Please copy the entries below word for word.
[Opening SUPPLIED DATA section]
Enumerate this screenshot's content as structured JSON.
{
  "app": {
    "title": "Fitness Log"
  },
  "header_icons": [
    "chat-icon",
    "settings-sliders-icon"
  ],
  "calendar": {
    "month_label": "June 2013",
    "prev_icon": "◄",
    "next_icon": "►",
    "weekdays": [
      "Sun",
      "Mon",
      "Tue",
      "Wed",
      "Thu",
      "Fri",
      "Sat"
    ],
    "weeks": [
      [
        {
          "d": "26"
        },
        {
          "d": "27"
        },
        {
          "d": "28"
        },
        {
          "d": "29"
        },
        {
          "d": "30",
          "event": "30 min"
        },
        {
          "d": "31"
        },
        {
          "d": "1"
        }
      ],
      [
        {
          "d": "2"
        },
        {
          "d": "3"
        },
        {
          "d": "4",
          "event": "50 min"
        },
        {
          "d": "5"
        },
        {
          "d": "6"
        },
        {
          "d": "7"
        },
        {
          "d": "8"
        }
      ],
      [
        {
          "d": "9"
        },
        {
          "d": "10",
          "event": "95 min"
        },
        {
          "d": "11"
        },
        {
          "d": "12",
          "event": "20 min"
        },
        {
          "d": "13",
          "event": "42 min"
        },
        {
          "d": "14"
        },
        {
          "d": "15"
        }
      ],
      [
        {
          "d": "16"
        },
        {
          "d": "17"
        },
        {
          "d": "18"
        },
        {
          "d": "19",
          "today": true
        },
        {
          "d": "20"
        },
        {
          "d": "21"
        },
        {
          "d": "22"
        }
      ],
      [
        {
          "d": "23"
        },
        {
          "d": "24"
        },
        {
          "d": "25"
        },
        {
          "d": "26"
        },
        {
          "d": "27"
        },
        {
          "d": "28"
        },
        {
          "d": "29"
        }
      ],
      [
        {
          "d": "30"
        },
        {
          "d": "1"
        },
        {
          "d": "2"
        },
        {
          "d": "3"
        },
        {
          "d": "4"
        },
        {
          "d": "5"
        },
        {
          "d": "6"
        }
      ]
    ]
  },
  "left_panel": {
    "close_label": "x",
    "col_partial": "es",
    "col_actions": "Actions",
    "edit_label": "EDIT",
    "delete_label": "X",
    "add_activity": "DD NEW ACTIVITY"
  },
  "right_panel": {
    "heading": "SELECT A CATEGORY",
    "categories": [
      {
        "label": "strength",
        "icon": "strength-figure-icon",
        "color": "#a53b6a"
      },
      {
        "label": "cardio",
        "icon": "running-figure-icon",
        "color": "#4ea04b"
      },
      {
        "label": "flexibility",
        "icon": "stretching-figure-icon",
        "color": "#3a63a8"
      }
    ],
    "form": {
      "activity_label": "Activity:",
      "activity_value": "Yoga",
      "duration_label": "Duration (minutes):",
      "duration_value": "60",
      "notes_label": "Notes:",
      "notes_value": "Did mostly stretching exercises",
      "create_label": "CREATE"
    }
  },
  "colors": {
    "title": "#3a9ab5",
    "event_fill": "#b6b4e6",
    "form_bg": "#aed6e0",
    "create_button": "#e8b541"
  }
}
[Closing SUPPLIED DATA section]
→ SOLUTION TO THIS TASK
Enumerate this screenshot's content as structured JSON.
{
  "app": {
    "title": "Fitness Log"
  },
  "header_icons": [
    "chat-icon",
    "settings-sliders-icon"
  ],
  "calendar": {
    "month_label": "June 2013",
    "prev_icon": "◄",
    "next_icon": "►",
    "weekdays": [
      "Sun",
      "Mon",
      "Tue",
      "Wed",
      "Thu",
      "Fri",
      "Sat"
    ],
    "weeks": [
      [
        {
          "d": "26"
        },
        {
          "d": "27"
        },
        {
          "d": "28"
        },
        {
          "d": "29"
        },
        {
          "d": "30",
          "event": "30 min"
        },
        {
          "d": "31"
        },
        {
          "d": "1"
        }
      ],
      [
        {
          "d": "2"
        },
        {
          "d": "3"
        },
        {
          "d": "4",
          "event": "50 min"
        },
        {
          "d": "5"
        },
        {
          "d": "6"
        },
        {
          "d": "7"
        },
        {
          "d": "8"
        }
      ],
      [
        {
          "d": "9"
        },
        {
          "d": "10",
          "event": "95 min"
        },
        {
          "d": "11"
        },
        {
          "d": "12",
          "event": "20 min"
        },
        {
          "d": "13",
          "event": "42 min"
        },
        {
          "d": "14"
        },
        {
          "d": "15"
        }
      ],
      [
        {
          "d": "16"
        },
        {
          "d": "17"
        },
        {
          "d": "18"
        },
        {
          "d": "19",
          "today": true
        },
        {
          "d": "20"
        },
        {
          "d": "21"
        },
        {
          "d": "22"
        }
      ],
      [
        {
          "d": "23"
        },
        {
          "d": "24"
        },
        {
          "d": "25"
        },
        {
          "d": "26"
        },
        {
          "d": "27"
        },
        {
          "d": "28"
        },
        {
          "d": "29"
        }
      ],
      [
        {
          "d": "30"
        },
        {
          "d": "1"
        },
        {
          "d": "2"
        },
        {
          "d": "3"
        },
        {
          "d": "4"
        },
        {
          "d": "5"
        },
        {
          "d": "6"
        }
      ]
    ]
  },
  "left_panel": {
    "close_label": "x",
    "col_partial": "es",
    "col_actions": "Actions",
    "edit_label": "EDIT",
    "delete_label": "X",
    "add_activity": "DD NEW ACTIVITY"
  },
  "right_panel": {
    "heading": "SELECT A CATEGORY",
    "categories": [
      {
        "label": "strength",
        "icon": "strength-figure-icon",
        "color": "#a53b6a"
      },
      {
        "label": "cardio",
        "icon": "running-figure-icon",
        "color": "#4ea04b"
      },
      {
        "label": "flexibility",
        "icon": "stretching-figure-icon",
        "color": "#3a63a8"
      }
    ],
    "form": {
      "activity_label": "Activity:",
      "activity_value": "Yoga",
      "duration_label": "Duration (minutes):",
      "duration_value": "60",
      "notes_label": "Notes:",
      "notes_value": "Did mostly stretching exercises",
      "create_label": "CREATE"
    }
  },
  "colors": {
    "title": "#3a9ab5",
    "event_fill": "#b6b4e6",
    "form_bg": "#aed6e0",
    "create_button": "#e8b541"
  }
}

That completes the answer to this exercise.